Latest News

  1. UK-EU deal on Gibraltar only 'weeks away'
  2. Belgium declares war on MEPs who took Russian 'cash'
  3. Brussels Dispatches: Foreign interference in the spotlight
  4. Calling time on Amazon's monopolism and exploitation
  5. Resist backlash on deforestation law, green groups tell EU
  6. China's high-quality development brings opportunities to the world
  7. Ukraine tops aid list again, but EU spending slumps
  8. Who did Russia pay? MEPs urge spies to give names

Stakeholders' Highlights

  1. Nordic Council of MinistersJoin the Nordic Food Systems Takeover at COP28
  2. Nordic Council of MinistersHow women and men are affected differently by climate policy
  3. Nordic Council of MinistersArtist Jessie Kleemann at Nordic pavilion during UN climate summit COP28
  4. Nordic Council of MinistersCOP28: Gathering Nordic and global experts to put food and health on the agenda
  5. Friedrich Naumann FoundationPoems of Liberty – Call for Submission “Human Rights in Inhume War”: 250€ honorary fee for selected poems
  6. World BankWorld Bank report: How to create a future where the rewards of technology benefit all levels of society?

Stakeholders' Highlights

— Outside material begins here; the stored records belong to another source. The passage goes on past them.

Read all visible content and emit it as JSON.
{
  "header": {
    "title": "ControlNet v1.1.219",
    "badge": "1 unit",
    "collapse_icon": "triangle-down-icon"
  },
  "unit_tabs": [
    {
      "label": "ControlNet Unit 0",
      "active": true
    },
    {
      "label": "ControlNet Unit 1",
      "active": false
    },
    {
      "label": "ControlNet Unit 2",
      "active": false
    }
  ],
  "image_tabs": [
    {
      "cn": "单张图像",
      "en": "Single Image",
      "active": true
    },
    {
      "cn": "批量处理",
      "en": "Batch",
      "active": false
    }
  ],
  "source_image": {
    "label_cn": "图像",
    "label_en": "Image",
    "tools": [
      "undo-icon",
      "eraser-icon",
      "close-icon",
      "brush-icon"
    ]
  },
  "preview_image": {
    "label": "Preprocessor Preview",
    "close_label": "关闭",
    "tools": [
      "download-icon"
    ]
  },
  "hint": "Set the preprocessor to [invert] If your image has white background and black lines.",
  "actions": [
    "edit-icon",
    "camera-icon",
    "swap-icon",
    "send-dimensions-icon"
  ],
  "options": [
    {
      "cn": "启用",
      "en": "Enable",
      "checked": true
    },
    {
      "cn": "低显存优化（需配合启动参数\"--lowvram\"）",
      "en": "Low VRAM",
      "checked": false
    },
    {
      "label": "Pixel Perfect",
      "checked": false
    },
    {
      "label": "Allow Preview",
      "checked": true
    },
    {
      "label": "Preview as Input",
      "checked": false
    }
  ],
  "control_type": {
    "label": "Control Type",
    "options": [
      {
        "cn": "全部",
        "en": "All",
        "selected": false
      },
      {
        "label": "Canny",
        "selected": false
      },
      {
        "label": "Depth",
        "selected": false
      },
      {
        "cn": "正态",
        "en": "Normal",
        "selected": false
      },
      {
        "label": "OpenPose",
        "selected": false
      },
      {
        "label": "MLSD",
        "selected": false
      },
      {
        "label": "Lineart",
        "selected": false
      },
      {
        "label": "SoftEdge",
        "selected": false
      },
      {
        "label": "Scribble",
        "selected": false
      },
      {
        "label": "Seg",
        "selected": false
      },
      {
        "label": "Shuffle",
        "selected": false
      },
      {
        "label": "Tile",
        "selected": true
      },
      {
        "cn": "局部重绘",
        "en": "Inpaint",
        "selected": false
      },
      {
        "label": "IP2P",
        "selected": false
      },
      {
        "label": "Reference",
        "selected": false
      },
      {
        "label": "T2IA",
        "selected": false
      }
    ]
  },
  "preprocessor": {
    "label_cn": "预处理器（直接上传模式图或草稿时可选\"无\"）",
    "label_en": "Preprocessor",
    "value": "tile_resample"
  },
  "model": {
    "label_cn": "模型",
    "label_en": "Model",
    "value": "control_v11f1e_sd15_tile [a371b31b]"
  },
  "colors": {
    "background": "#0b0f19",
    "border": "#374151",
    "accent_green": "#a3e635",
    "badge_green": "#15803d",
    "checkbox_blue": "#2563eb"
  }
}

  1. Georgia Ministry of Foreign AffairsThis autumn Europalia arts festival is all about GEORGIA!
  2. UNOPSFostering health system resilience in fragile and conflict-affected countries
  3. European Citizen's InitiativeThe European Commission launches the ‘ImagineEU’ competition for secondary school students in the EU.
  4. Nordic Council of MinistersThe Nordic Region is stepping up its efforts to reduce food waste
  5. UNOPSUNOPS begins works under EU-funded project to repair schools in Ukraine
  6. Georgia Ministry of Foreign AffairsGeorgia effectively prevents sanctions evasion against Russia – confirm EU, UK, USA

Join EUobserver

EU news that matters

Join us